(Photo Credit: AFP)
Iran’s Foreign Minister Hossein Amir-Abdollahian on 29 November affirmed Tehran’s understanding of Turkiye’s security predicament regarding its shared border with Syria, and clarified that Iran is ready to assist in alleviating tensions between Damascus and Ankara.
During a phone conversation, Amir-Abdollahian told his Turkish counterpart Mevlut Cavusoglu that Tehran understands Ankara’s border concerns.

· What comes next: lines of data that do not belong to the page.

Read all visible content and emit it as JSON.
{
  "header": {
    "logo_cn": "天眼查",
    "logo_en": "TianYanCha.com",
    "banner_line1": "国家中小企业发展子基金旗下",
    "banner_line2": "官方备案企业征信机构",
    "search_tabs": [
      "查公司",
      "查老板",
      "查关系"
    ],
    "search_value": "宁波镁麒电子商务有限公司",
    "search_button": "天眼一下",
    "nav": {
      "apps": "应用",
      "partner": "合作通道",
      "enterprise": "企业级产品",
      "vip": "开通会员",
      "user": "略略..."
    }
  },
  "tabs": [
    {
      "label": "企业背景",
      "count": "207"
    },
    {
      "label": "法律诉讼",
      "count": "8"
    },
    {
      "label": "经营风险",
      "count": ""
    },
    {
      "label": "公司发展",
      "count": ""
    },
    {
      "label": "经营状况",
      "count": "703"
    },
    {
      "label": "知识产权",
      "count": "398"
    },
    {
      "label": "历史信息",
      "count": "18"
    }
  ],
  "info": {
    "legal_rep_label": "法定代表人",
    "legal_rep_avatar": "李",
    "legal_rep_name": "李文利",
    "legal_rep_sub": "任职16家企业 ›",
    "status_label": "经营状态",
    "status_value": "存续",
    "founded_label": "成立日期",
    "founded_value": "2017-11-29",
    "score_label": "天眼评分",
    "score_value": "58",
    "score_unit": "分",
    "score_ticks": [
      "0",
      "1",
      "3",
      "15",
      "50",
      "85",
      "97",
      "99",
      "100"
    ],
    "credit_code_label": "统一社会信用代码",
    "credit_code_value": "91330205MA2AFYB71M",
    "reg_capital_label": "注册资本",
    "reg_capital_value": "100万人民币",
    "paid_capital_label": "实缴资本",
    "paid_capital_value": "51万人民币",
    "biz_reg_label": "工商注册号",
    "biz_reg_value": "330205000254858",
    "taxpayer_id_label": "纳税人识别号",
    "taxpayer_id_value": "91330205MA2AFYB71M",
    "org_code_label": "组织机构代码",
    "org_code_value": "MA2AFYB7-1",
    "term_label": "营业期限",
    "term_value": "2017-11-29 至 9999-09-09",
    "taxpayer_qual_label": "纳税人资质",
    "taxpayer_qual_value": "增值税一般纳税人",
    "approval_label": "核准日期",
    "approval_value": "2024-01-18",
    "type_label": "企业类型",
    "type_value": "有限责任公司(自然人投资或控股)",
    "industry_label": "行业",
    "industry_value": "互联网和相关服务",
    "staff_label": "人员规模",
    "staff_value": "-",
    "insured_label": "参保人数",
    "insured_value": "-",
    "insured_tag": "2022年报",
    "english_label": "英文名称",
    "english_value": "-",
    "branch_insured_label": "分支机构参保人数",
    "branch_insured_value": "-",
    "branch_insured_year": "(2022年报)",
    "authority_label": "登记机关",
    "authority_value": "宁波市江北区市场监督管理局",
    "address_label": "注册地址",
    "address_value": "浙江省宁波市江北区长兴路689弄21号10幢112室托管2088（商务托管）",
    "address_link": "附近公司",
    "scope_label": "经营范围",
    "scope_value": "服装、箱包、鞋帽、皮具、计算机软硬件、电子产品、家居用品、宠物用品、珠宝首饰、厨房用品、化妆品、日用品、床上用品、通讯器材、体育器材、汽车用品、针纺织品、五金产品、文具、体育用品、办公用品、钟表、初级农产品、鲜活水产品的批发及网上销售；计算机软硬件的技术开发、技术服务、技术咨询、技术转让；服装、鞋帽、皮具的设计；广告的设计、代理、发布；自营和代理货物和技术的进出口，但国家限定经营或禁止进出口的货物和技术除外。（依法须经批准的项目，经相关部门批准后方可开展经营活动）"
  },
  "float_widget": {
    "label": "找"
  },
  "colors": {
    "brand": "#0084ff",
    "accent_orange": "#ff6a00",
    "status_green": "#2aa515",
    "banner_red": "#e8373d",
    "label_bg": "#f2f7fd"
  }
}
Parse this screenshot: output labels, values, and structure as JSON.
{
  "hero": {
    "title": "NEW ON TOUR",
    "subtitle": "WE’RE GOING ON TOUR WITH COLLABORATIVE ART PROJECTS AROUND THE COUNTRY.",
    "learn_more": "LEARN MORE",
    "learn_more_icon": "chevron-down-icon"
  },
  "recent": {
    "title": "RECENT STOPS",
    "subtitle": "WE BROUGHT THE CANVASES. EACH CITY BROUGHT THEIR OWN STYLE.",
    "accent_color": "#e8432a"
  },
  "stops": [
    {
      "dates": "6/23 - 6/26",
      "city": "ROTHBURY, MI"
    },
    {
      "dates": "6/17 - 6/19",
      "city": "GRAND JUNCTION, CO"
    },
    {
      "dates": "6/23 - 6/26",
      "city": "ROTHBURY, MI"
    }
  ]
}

The foreign minister remarked that the situation requires further security talks between the two nations, as opposed to a full-scale offensive against the US-backed Kurdish groups – namely the Syrian Democratic Forces (SDF) – which would result in heavy casualties.
In response, Cavusoglu elaborated on Ankara’s position on Syria, and thanked the Islamic Republic’s role in trying to improve the situation between Turkiye and Syria, and was open to receiving further consultation from Iran in the coming months.
Despite the constructive talks between Iran and Turkiye, the Turkish Minister of Defense, Hulusi Akar, disclosed that Ankara’s operations against western-backed Kurdish militants will most likely expand beyond its borders as part of its ongoing “Operation Claw-Sword” against affiliates of the Kurdistan Workers’ Party (PKK).
Iran has also faced problems with Kurdish separatist groups in Iraq in recent months, as they continuously funnel weapons into Iran during a phase of nationwide protests instigated by the death of 22-year-old Kurdish woman Mahsa Amini. The Kurdish militant groups have been seeking to prolong Iran’s current insecurity.
Turkiye launched the operation following the Istanbul bombing on 20 November, which resulted in six casualties and several others injured. Turkiye holds the Kurdish groups in Syria responsible for the attack.
Local reports indicated that at least 400 shells were launched at targets in Syria and Iraq, destroying infrastructure at Manbij airport, Ain Daqna, and Maraanaz.
Turkish forces have been occupying 8,800 kilometers of northern Syria since 2016.